Mental Strength – It’s not always what it looks like

Over the course of the 2018 Commonwealth Games the Radio ABC612 created a daily segment that addressed the hot, and not so hot, topics of the Games. 

Introduced as the ‘Athlete Whisperer’ my role was to provide insight into the world of high performance so the listeners would have a greater appreciation of what the athletes might have done or might be going through when competing. 

A quick thank you to Bec Ryan, Nick Poulos, Russel Hansen, Jake Winwood, Brendyn Appleby, Will Brown, Drew McGregor, Nicolai Morris, Brant Best and everyone else who shared their thoughts, insights and data in helping me prepare each day.

READ MORE: Dear Former Athlete

One heated topic was the day swimmer Emily Seebohm blamed the media for her ‘poor’ performance (she’d medalled at the event she was being criticised for).

She’d achieved a silver in the 100m backstroke and a bronze 200m event. She said the media was to blame for ‘disappointing’ bronze because they criticised her silver and she felt down about it. 

As one might imagine, this sent the media and the Dial-A-Quotes into a frenzy… ‘Who does she think she is’? ‘Mentally soft’… ‘Tune out the media’… ‘What is she doing reading the media??’

My take was different based on what I’ve seen many times before but we won’t get into that just yet. 

READ MORE: For Athletes Only

Working in sports, particularly development sports, we often hear the words ‘ownership’, ‘responsibility’ and ‘accountability’. 

While those three words are at risk of becoming cliches, most of the time it is important that our athletes develop and demonstrate these valuable skills. 

In fact, most of the time it can be very difficult to improve if one is always deflecting and blaming.

So for most people, most of the time taking ownership, responsibility and accountability is a good thing and a way to improve. 
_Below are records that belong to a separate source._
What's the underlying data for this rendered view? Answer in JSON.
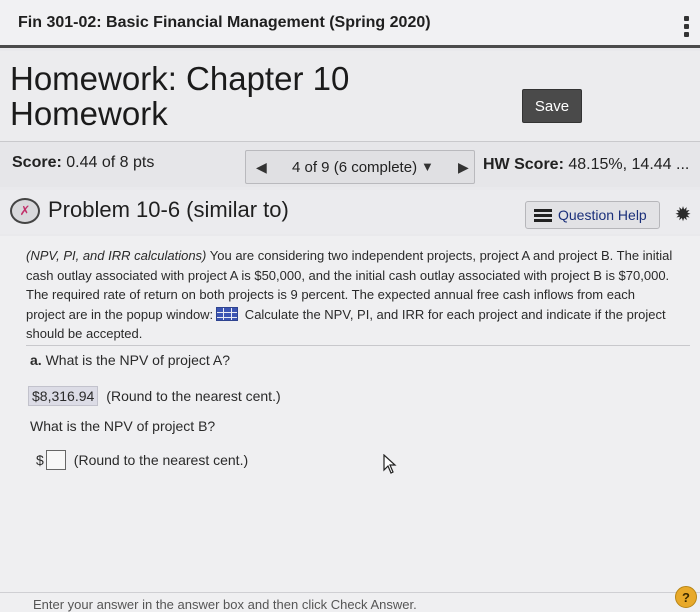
{
  "course": {
    "title": "Fin 301-02: Basic Financial Management (Spring 2020)"
  },
  "header": {
    "title": "Homework: Chapter 10 Homework",
    "save_label": "Save"
  },
  "score_bar": {
    "score_label": "Score:",
    "score_value": "0.44 of 8 pts",
    "progress": "4 of 9 (6 complete)",
    "hw_score_label": "HW Score:",
    "hw_score_value": "48.15%, 14.44 ..."
  },
  "problem": {
    "title": "Problem 10-6 (similar to)",
    "question_help_label": "Question Help",
    "text_intro": "(NPV, PI, and IRR calculations)",
    "text_body_1": " You are considering two independent projects, project A and project B. The initial cash outlay associated with project A is $50,000, and the initial cash outlay associated with project B is $70,000. The required rate of return on both projects is 9 percent. The expected annual free cash inflows from each project are in the popup window:",
    "text_body_2": " Calculate the NPV, PI, and IRR for each project and indicate if the project should be accepted."
  },
  "part_a": {
    "prefix": "a.",
    "question": "What is the NPV of project A?",
    "currency": "$",
    "answer_value": "8,316.94",
    "answer_hint": "(Round to the nearest cent.)"
  },
  "part_b": {
    "question": "What is the NPV of project B?",
    "currency": "$",
    "answer_value": "",
    "answer_hint": "(Round to the nearest cent.)"
  },
  "footer": {
    "instruction": "Enter your answer in the answer box and then click Check Answer.",
    "help_symbol": "?"
  }
}
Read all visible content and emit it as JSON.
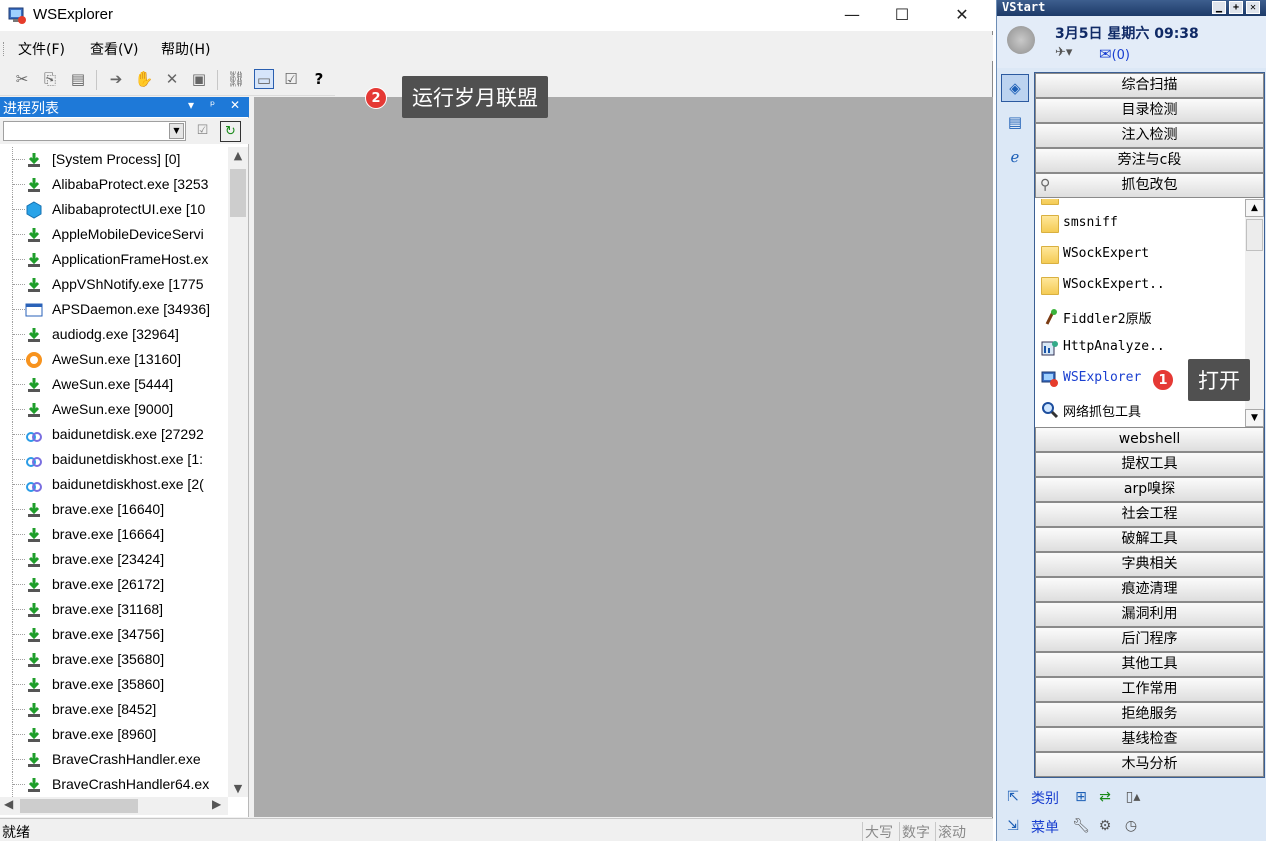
{
  "wsexplorer": {
    "title": "WSExplorer",
    "controls": {
      "minimize": "—",
      "maximize": "☐",
      "close": "✕"
    },
    "menu": [
      "文件(F)",
      "查看(V)",
      "帮助(H)"
    ],
    "toolbar_icons": [
      "cut-icon",
      "copy-icon",
      "paste-icon",
      "forward-icon",
      "hand-icon",
      "delete-icon",
      "save-icon",
      "network-icon",
      "window-icon",
      "properties-icon",
      "help-icon"
    ],
    "process_panel": {
      "title": "进程列表",
      "header_buttons": [
        "▾",
        "ᵖ",
        "✕"
      ],
      "filter_value": "",
      "processes": [
        {
          "name": "[System Process] [0]",
          "icon": "download-green"
        },
        {
          "name": "AlibabaProtect.exe [3253",
          "icon": "download-green"
        },
        {
          "name": "AlibabaprotectUI.exe [10",
          "icon": "hex-blue"
        },
        {
          "name": "AppleMobileDeviceServi",
          "icon": "download-green"
        },
        {
          "name": "ApplicationFrameHost.ex",
          "icon": "download-green"
        },
        {
          "name": "AppVShNotify.exe [1775",
          "icon": "download-green"
        },
        {
          "name": "APSDaemon.exe [34936]",
          "icon": "window-blue"
        },
        {
          "name": "audiodg.exe [32964]",
          "icon": "download-green"
        },
        {
          "name": "AweSun.exe [13160]",
          "icon": "orange-circle"
        },
        {
          "name": "AweSun.exe [5444]",
          "icon": "download-green"
        },
        {
          "name": "AweSun.exe [9000]",
          "icon": "download-green"
        },
        {
          "name": "baidunetdisk.exe [27292",
          "icon": "cloud"
        },
        {
          "name": "baidunetdiskhost.exe [1:",
          "icon": "cloud"
        },
        {
          "name": "baidunetdiskhost.exe [2(",
          "icon": "cloud"
        },
        {
          "name": "brave.exe [16640]",
          "icon": "download-green"
        },
        {
          "name": "brave.exe [16664]",
          "icon": "download-green"
        },
        {
          "name": "brave.exe [23424]",
          "icon": "download-green"
        },
        {
          "name": "brave.exe [26172]",
          "icon": "download-green"
        },
        {
          "name": "brave.exe [31168]",
          "icon": "download-green"
        },
        {
          "name": "brave.exe [34756]",
          "icon": "download-green"
        },
        {
          "name": "brave.exe [35680]",
          "icon": "download-green"
        },
        {
          "name": "brave.exe [35860]",
          "icon": "download-green"
        },
        {
          "name": "brave.exe [8452]",
          "icon": "download-green"
        },
        {
          "name": "brave.exe [8960]",
          "icon": "download-green"
        },
        {
          "name": "BraveCrashHandler.exe",
          "icon": "download-green"
        },
        {
          "name": "BraveCrashHandler64.ex",
          "icon": "download-green"
        }
      ]
    },
    "status": {
      "left": "就绪",
      "indicators": [
        "大写",
        "数字",
        "滚动"
      ]
    }
  },
  "callouts": {
    "run": {
      "badge": "2",
      "text": "运行岁月联盟"
    },
    "open": {
      "badge": "1",
      "text": "打开"
    }
  },
  "vstart": {
    "title": "VStart",
    "window_buttons": [
      "▁",
      "+",
      "✕"
    ],
    "date": "3月5日  星期六  09:38",
    "mail": "(0)",
    "categories_top": [
      "综合扫描",
      "目录检测",
      "注入检测",
      "旁注与c段",
      "抓包改包"
    ],
    "items": [
      {
        "name": "smsniff",
        "icon": "folder"
      },
      {
        "name": "WSockExpert",
        "icon": "folder"
      },
      {
        "name": "WSockExpert..",
        "icon": "folder"
      },
      {
        "name": "Fiddler2原版",
        "icon": "fiddler"
      },
      {
        "name": "HttpAnalyze..",
        "icon": "httpanalyzer"
      },
      {
        "name": "WSExplorer ..",
        "icon": "wsexplorer"
      },
      {
        "name": "网络抓包工具",
        "icon": "magnifier"
      }
    ],
    "categories_bottom": [
      "webshell",
      "提权工具",
      "arp嗅探",
      "社会工程",
      "破解工具",
      "字典相关",
      "痕迹清理",
      "漏洞利用",
      "后门程序",
      "其他工具",
      "工作常用",
      "拒绝服务",
      "基线检查",
      "木马分析"
    ],
    "bottom": {
      "category_label": "类别",
      "menu_label": "菜单"
    }
  }
}
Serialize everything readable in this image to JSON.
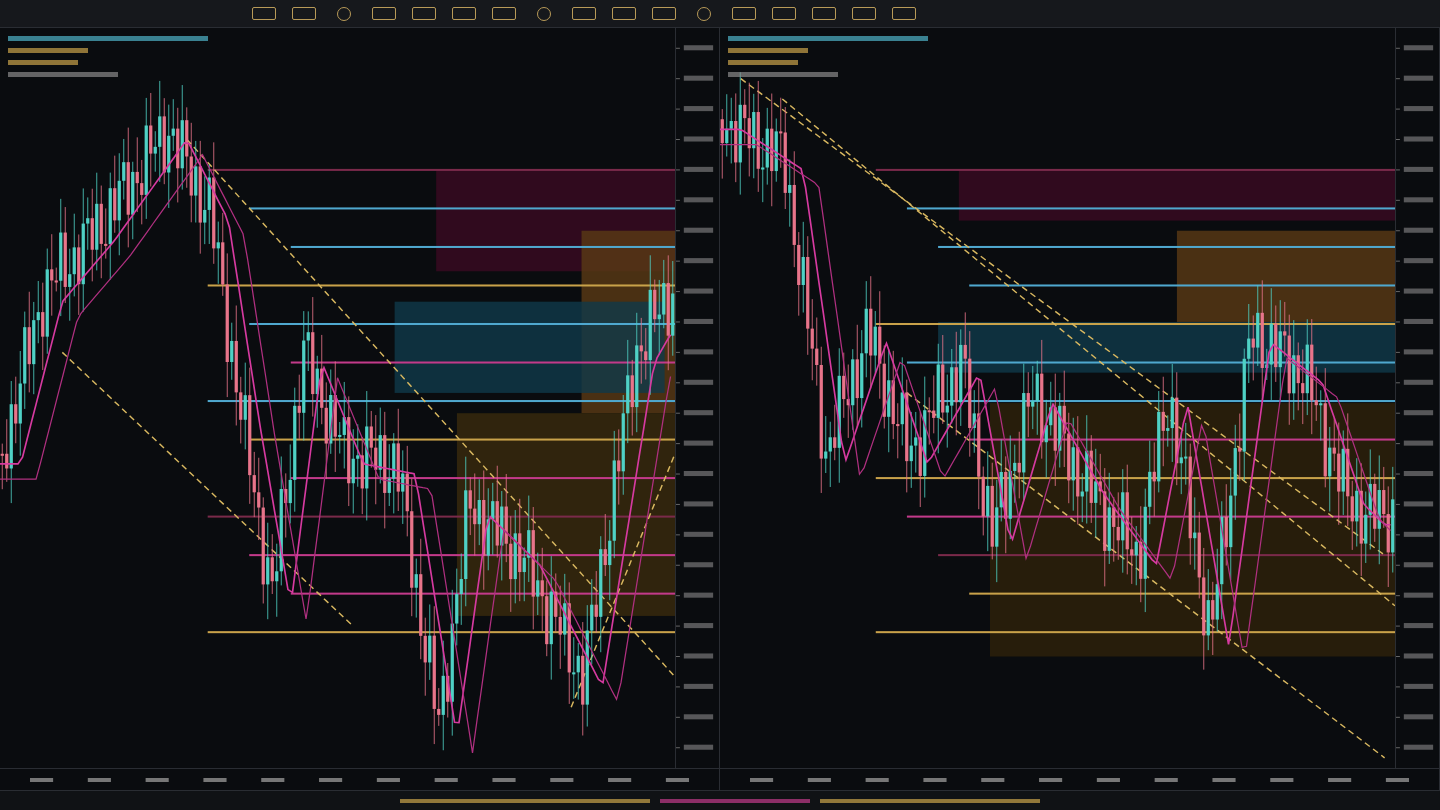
{
  "toolbar": {
    "icons": [
      {
        "kind": "box"
      },
      {
        "kind": "box"
      },
      {
        "kind": "circle"
      },
      {
        "kind": "box"
      },
      {
        "kind": "box"
      },
      {
        "kind": "box"
      },
      {
        "kind": "box"
      },
      {
        "kind": "circle"
      },
      {
        "kind": "box"
      },
      {
        "kind": "box"
      },
      {
        "kind": "box"
      },
      {
        "kind": "circle"
      },
      {
        "kind": "box"
      },
      {
        "kind": "box"
      },
      {
        "kind": "box"
      },
      {
        "kind": "box"
      },
      {
        "kind": "box"
      }
    ]
  },
  "panels": [
    {
      "kind": "rebound",
      "levels": [
        {
          "color": "#7a2a4a"
        },
        {
          "color": "#4fa8cf"
        },
        {
          "color": "#4fa8cf"
        },
        {
          "color": "#c9a24a"
        },
        {
          "color": "#4fa8cf"
        },
        {
          "color": "#c23a8a"
        },
        {
          "color": "#4fa8cf"
        },
        {
          "color": "#c9a24a"
        },
        {
          "color": "#c23a8a"
        },
        {
          "color": "#7a2a4a"
        },
        {
          "color": "#c23a8a"
        },
        {
          "color": "#c23a8a"
        },
        {
          "color": "#c9a24a"
        }
      ]
    },
    {
      "kind": "downtrend",
      "levels": [
        {
          "color": "#7a2a4a"
        },
        {
          "color": "#4fa8cf"
        },
        {
          "color": "#4fa8cf"
        },
        {
          "color": "#4fa8cf"
        },
        {
          "color": "#c9a24a"
        },
        {
          "color": "#4fa8cf"
        },
        {
          "color": "#4fa8cf"
        },
        {
          "color": "#c23a8a"
        },
        {
          "color": "#c9a24a"
        },
        {
          "color": "#c23a8a"
        },
        {
          "color": "#7a2a4a"
        },
        {
          "color": "#c9a24a"
        },
        {
          "color": "#c9a24a"
        }
      ]
    }
  ]
}
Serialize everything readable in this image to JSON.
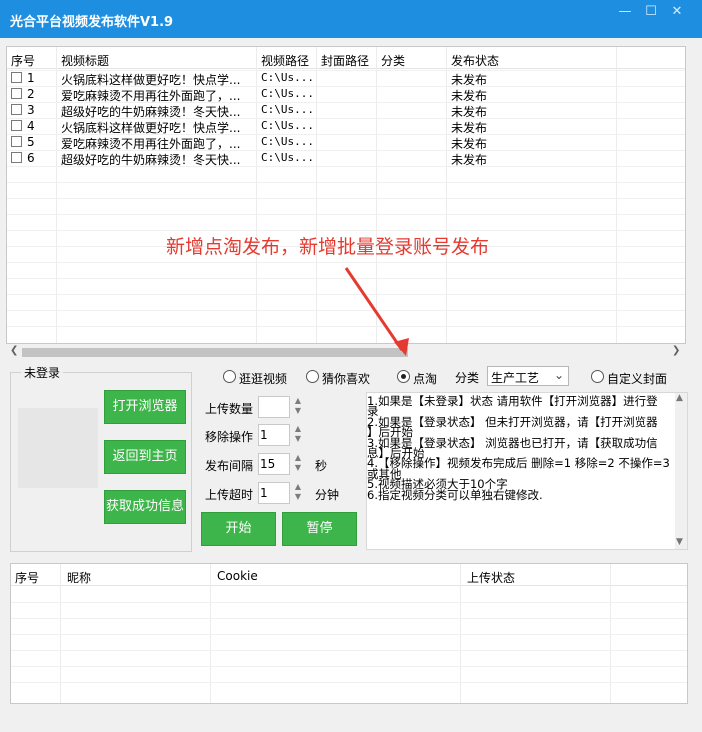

And, if you haven’t worked long enough with high performing people, it is difficult to see the benefits of shifting the blame elsewhere as positive attribute. 

So here is some insight I shared on the radio program. 

READ MORE: 10 Non-Athletic Things Every Athlete Should Do

Let’s imagine Seebohm takes ownership of her two ‘disappointing’ performances. 

She might internalise these issues (e.g. I’m not good/fast enough) or she might start doubting her coach (she shouldn’t – he’s good!) or her S&C coach (again, that’d be silly) or her training or her tapering. 

None of these would be able to be changed in the short term. None of these thoughts would help her perform in the following events. 

So what we see in some high performers in some cases is that they ‘externalise’ their thoughts: they blame something outside of their control. 

In this case Seebohm ‘blamed’ the media. 

READ MORE: Chasing a Masters Degree in Performance?

Once she settles on it being an external factor, she can move forward with full belief in team, her training and her taper. 

It wasn’t mental weakness, it was a mental tool. 

Now let me be clear, I hardly know Seebohm. I’ve watched her train once or twice. And I cannot say she did this deliberately. I am only giving the same insight I gave on air that there are occasions where shifting or deflecting can be a good thing for performance. 

The next question is: What contexts can this be beneficial to our athletes?

Reach out on Twitter, Facebook and Instagram or comment below and we can chat. 

PS After blaming the media, Seebohm came out to grab two golds for her events. 

About Grant

css.php